What to do —
Each of the records below must be reproduced exactly.

───── Data for the task ─────

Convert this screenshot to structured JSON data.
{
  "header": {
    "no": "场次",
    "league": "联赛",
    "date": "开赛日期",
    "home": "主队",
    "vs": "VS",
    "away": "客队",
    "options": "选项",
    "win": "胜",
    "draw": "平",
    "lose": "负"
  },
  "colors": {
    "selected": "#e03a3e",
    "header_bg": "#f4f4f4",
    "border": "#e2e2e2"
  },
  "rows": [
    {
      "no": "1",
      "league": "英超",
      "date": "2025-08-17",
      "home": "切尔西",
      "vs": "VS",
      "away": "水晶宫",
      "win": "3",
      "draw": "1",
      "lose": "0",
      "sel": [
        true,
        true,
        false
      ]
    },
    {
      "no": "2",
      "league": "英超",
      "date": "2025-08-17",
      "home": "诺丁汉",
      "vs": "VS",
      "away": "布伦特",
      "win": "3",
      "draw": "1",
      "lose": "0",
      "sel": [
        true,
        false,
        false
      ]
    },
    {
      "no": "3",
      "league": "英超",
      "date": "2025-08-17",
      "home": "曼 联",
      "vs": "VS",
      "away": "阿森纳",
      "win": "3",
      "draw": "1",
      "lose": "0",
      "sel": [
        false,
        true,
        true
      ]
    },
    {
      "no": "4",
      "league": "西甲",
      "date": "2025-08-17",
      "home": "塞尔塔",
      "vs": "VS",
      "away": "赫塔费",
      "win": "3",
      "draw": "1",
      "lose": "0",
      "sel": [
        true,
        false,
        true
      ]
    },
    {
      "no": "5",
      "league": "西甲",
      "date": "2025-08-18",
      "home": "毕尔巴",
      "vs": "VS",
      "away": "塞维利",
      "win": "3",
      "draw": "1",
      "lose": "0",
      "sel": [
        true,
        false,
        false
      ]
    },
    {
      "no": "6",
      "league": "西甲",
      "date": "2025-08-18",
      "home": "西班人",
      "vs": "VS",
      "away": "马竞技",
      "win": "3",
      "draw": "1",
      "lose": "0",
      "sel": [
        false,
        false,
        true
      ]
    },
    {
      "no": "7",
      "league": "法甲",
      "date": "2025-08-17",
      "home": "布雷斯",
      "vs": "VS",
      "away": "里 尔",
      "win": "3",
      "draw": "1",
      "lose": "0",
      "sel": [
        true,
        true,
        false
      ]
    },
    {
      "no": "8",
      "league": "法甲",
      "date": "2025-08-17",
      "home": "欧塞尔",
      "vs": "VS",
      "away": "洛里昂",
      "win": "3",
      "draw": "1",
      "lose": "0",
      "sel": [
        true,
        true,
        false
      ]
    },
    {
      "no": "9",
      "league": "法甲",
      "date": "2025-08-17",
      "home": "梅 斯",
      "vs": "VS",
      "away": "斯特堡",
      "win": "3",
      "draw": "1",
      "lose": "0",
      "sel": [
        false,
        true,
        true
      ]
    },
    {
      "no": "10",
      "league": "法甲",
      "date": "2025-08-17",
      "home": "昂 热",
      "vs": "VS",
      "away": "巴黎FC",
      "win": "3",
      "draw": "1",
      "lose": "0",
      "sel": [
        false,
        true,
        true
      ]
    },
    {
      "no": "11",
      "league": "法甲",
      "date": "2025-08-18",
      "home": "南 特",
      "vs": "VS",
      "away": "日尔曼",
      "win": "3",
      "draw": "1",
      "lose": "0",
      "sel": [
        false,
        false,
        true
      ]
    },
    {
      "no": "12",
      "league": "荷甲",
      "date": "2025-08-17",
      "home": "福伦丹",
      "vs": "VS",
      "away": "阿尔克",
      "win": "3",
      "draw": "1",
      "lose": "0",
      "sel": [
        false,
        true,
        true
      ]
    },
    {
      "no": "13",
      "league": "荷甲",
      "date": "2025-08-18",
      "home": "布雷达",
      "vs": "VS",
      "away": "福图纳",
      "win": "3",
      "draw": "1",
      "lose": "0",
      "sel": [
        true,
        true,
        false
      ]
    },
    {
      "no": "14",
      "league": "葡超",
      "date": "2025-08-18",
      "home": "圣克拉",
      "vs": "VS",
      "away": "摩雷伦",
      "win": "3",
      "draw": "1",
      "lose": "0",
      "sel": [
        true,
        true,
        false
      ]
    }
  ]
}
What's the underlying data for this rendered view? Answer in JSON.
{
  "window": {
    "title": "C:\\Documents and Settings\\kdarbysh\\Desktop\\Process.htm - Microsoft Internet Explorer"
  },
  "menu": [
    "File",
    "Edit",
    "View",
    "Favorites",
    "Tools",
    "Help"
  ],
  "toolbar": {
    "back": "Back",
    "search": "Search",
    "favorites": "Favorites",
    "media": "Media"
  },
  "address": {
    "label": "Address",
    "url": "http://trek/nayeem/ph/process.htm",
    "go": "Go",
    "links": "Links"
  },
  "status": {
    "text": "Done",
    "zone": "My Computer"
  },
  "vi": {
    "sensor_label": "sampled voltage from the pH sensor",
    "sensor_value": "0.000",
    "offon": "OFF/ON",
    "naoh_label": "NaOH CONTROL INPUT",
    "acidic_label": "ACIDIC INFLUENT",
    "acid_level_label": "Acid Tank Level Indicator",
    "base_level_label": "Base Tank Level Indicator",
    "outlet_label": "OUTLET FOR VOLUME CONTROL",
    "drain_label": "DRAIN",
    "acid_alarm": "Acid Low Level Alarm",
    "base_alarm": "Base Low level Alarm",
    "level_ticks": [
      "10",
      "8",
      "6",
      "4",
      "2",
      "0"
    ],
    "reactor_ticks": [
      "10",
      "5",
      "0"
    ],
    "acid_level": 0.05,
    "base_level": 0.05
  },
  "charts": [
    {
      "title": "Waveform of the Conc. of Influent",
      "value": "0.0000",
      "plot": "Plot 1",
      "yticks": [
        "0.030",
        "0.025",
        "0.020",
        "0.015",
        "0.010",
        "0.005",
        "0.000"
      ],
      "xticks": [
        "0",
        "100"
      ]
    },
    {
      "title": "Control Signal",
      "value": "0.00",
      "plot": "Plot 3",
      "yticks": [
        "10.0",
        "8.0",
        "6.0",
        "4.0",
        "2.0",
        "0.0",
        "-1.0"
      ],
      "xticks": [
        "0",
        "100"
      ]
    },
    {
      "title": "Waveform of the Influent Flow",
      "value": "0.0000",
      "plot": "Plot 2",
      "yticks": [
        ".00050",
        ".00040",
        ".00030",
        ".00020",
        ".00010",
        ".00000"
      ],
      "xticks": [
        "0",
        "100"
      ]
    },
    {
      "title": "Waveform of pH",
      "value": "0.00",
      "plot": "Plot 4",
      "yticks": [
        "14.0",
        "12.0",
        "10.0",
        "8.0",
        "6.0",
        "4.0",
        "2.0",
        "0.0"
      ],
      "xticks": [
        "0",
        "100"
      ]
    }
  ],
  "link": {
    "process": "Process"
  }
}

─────

Solution for this task —
Convert this screenshot to structured JSON data.
{
  "header": {
    "no": "场次",
    "league": "联赛",
    "date": "开赛日期",
    "home": "主队",
    "vs": "VS",
    "away": "客队",
    "options": "选项",
    "win": "胜",
    "draw": "平",
    "lose": "负"
  },
  "colors": {
    "selected": "#e03a3e",
    "header_bg": "#f4f4f4",
    "border": "#e2e2e2"
  },
  "rows": [
    {
      "no": "1",
      "league": "英超",
      "date": "2025-08-17",
      "home": "切尔西",
      "vs": "VS",
      "away": "水晶宫",
      "win": "3",
      "draw": "1",
      "lose": "0",
      "sel": [
        true,
        true,
        false
      ]
    },
    {
      "no": "2",
      "league": "英超",
      "date": "2025-08-17",
      "home": "诺丁汉",
      "vs": "VS",
      "away": "布伦特",
      "win": "3",
      "draw": "1",
      "lose": "0",
      "sel": [
        true,
        false,
        false
      ]
    },
    {
      "no": "3",
      "league": "英超",
      "date": "2025-08-17",
      "home": "曼 联",
      "vs": "VS",
      "away": "阿森纳",
      "win": "3",
      "draw": "1",
      "lose": "0",
      "sel": [
        false,
        true,
        true
      ]
    },
    {
      "no": "4",
      "league": "西甲",
      "date": "2025-08-17",
      "home": "塞尔塔",
      "vs": "VS",
      "away": "赫塔费",
      "win": "3",
      "draw": "1",
      "lose": "0",
      "sel": [
        true,
        false,
        true
      ]
    },
    {
      "no": "5",
      "league": "西甲",
      "date": "2025-08-18",
      "home": "毕尔巴",
      "vs": "VS",
      "away": "塞维利",
      "win": "3",
      "draw": "1",
      "lose": "0",
      "sel": [
        true,
        false,
        false
      ]
    },
    {
      "no": "6",
      "league": "西甲",
      "date": "2025-08-18",
      "home": "西班人",
      "vs": "VS",
      "away": "马竞技",
      "win": "3",
      "draw": "1",
      "lose": "0",
      "sel": [
        false,
        false,
        true
      ]
    },
    {
      "no": "7",
      "league": "法甲",
      "date": "2025-08-17",
      "home": "布雷斯",
      "vs": "VS",
      "away": "里 尔",
      "win": "3",
      "draw": "1",
      "lose": "0",
      "sel": [
        true,
        true,
        false
      ]
    },
    {
      "no": "8",
      "league": "法甲",
      "date": "2025-08-17",
      "home": "欧塞尔",
      "vs": "VS",
      "away": "洛里昂",
      "win": "3",
      "draw": "1",
      "lose": "0",
      "sel": [
        true,
        true,
        false
      ]
    },
    {
      "no": "9",
      "league": "法甲",
      "date": "2025-08-17",
      "home": "梅 斯",
      "vs": "VS",
      "away": "斯特堡",
      "win": "3",
      "draw": "1",
      "lose": "0",
      "sel": [
        false,
        true,
        true
      ]
    },
    {
      "no": "10",
      "league": "法甲",
      "date": "2025-08-17",
      "home": "昂 热",
      "vs": "VS",
      "away": "巴黎FC",
      "win": "3",
      "draw": "1",
      "lose": "0",
      "sel": [
        false,
        true,
        true
      ]
    },
    {
      "no": "11",
      "league": "法甲",
      "date": "2025-08-18",
      "home": "南 特",
      "vs": "VS",
      "away": "日尔曼",
      "win": "3",
      "draw": "1",
      "lose": "0",
      "sel": [
        false,
        false,
        true
      ]
    },
    {
      "no": "12",
      "league": "荷甲",
      "date": "2025-08-17",
      "home": "福伦丹",
      "vs": "VS",
      "away": "阿尔克",
      "win": "3",
      "draw": "1",
      "lose": "0",
      "sel": [
        false,
        true,
        true
      ]
    },
    {
      "no": "13",
      "league": "荷甲",
      "date": "2025-08-18",
      "home": "布雷达",
      "vs": "VS",
      "away": "福图纳",
      "win": "3",
      "draw": "1",
      "lose": "0",
      "sel": [
        true,
        true,
        false
      ]
    },
    {
      "no": "14",
      "league": "葡超",
      "date": "2025-08-18",
      "home": "圣克拉",
      "vs": "VS",
      "away": "摩雷伦",
      "win": "3",
      "draw": "1",
      "lose": "0",
      "sel": [
        true,
        true,
        false
      ]
    }
  ]
}
What's the underlying data for this rendered view? Answer in JSON.
{
  "window": {
    "title": "C:\\Documents and Settings\\kdarbysh\\Desktop\\Process.htm - Microsoft Internet Explorer"
  },
  "menu": [
    "File",
    "Edit",
    "View",
    "Favorites",
    "Tools",
    "Help"
  ],
  "toolbar": {
    "back": "Back",
    "search": "Search",
    "favorites": "Favorites",
    "media": "Media"
  },
  "address": {
    "label": "Address",
    "url": "http://trek/nayeem/ph/process.htm",
    "go": "Go",
    "links": "Links"
  },
  "status": {
    "text": "Done",
    "zone": "My Computer"
  },
  "vi": {
    "sensor_label": "sampled voltage from the pH sensor",
    "sensor_value": "0.000",
    "offon": "OFF/ON",
    "naoh_label": "NaOH CONTROL INPUT",
    "acidic_label": "ACIDIC INFLUENT",
    "acid_level_label": "Acid Tank Level Indicator",
    "base_level_label": "Base Tank Level Indicator",
    "outlet_label": "OUTLET FOR VOLUME CONTROL",
    "drain_label": "DRAIN",
    "acid_alarm": "Acid Low Level Alarm",
    "base_alarm": "Base Low level Alarm",
    "level_ticks": [
      "10",
      "8",
      "6",
      "4",
      "2",
      "0"
    ],
    "reactor_ticks": [
      "10",
      "5",
      "0"
    ],
    "acid_level": 0.05,
    "base_level": 0.05
  },
  "charts": [
    {
      "title": "Waveform of the Conc. of Influent",
      "value": "0.0000",
      "plot": "Plot 1",
      "yticks": [
        "0.030",
        "0.025",
        "0.020",
        "0.015",
        "0.010",
        "0.005",
        "0.000"
      ],
      "xticks": [
        "0",
        "100"
      ]
    },
    {
      "title": "Control Signal",
      "value": "0.00",
      "plot": "Plot 3",
      "yticks": [
        "10.0",
        "8.0",
        "6.0",
        "4.0",
        "2.0",
        "0.0",
        "-1.0"
      ],
      "xticks": [
        "0",
        "100"
      ]
    },
    {
      "title": "Waveform of the Influent Flow",
      "value": "0.0000",
      "plot": "Plot 2",
      "yticks": [
        ".00050",
        ".00040",
        ".00030",
        ".00020",
        ".00010",
        ".00000"
      ],
      "xticks": [
        "0",
        "100"
      ]
    },
    {
      "title": "Waveform of pH",
      "value": "0.00",
      "plot": "Plot 4",
      "yticks": [
        "14.0",
        "12.0",
        "10.0",
        "8.0",
        "6.0",
        "4.0",
        "2.0",
        "0.0"
      ],
      "xticks": [
        "0",
        "100"
      ]
    }
  ],
  "link": {
    "process": "Process"
  }
}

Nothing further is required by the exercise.